challenge for the oil and gas industry is to continue delivering fuels that
world economies still need while minimizing the impact of its activities on the
environment and making consumption of its products more efficient. Advances in
technology are making these ambitious goals possible.
OPEC has regained influence on the back of its cooperation with Russia. Some analysts suggest this partnership could be made more formal, for example by admitting Russia into the group, while others say doing so would make the organization even more unwieldy. Now, as OPEC continues to try to achieve “fair” and stable prices, it faces a new challenge: legislation in the U.S. could allow American officials to sue the organization for price fixing.
the effects of reimposed U.S. sanctions are beginning to be felt in Iran, oil
markets’ reaction has been measured. Tehran’s oil minister hopes that increased
business with China will help his country protect its global market share.
The international energy community is usually divided on oil prices, since consumers like prices low and producers prefer them high. But one thing everyone agrees on is that the current environment of low oil prices is not encouraging investment, which could trigger an energy crisis down the road. This reasoning is logical, but overly simplistic.
The first supertanker

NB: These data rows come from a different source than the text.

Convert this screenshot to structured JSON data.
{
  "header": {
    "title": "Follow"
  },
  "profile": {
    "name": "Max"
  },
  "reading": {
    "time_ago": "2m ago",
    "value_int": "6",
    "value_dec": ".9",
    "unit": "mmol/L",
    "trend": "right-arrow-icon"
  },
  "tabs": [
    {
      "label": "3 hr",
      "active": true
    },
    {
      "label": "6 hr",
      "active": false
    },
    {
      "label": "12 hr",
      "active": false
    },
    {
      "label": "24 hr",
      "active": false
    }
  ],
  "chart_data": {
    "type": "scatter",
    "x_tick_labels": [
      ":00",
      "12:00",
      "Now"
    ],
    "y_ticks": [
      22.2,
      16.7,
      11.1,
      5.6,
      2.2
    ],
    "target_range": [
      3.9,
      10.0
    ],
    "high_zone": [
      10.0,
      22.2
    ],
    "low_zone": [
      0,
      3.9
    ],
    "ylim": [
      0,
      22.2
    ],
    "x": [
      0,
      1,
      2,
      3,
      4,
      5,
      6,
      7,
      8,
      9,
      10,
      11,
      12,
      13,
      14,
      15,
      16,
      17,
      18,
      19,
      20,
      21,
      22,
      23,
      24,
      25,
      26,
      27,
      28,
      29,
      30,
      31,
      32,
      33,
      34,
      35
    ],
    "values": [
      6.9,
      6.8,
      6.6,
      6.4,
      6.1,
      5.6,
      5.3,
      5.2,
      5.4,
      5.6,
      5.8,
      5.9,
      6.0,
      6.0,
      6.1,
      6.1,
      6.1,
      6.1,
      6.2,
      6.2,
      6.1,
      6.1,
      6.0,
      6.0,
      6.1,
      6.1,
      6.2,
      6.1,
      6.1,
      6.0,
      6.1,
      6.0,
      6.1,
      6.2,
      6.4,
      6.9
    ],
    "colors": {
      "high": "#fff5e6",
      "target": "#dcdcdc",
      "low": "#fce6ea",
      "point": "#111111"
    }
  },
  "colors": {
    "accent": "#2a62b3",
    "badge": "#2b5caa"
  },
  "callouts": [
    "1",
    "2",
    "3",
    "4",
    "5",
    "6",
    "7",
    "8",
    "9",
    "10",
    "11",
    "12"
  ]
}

bearing U.S. crude oil to Asia after a 40-year export embargo was liftd left
the Gulf Coast of Louisiana in February 2018. The event was hailed as the start
of a new oil trading era, and possibly the start of a war for market share in
Asia between U.S. shale producers and conventional exporters from the Middle
East. In fact, of all oil exporters to Asia, the Middle Eastern producers
should be the least concerned.
China & Northeast Asia
2016, some oil-producing countries that were not part of OPEC joined with the
cartel to agree on production cuts to shore up oil prices. At the time, plenty
of observers were skeptical the group would hold together. But not only did it
manage to implement the reductions (and extend them twice), it has put a floor
under oil prices. Now that prices are rising, many again doubt the alliance
will survive. But the realities of the oil market continue to make cooperation
beneficial, especially for the two leading countries: Saudi Arabia and Russia.
Maghreb & the Middle East
the past 15 years, India has elevated many of its relationships with countries
in the Middle East to “strategic partnerships.” But how much substance is there
to that moniker? Energy is the driving force behind the phenomenon: Indian
demand for fossil fuels is rising sharply, while Middle Eastern countries want
to shore up their positions in a crucial market. Beyond that, there is little
that is “strategic” about these ties, and the interests of energy buyers and
sellers are not necessarily aligned.
South & Southeast Asia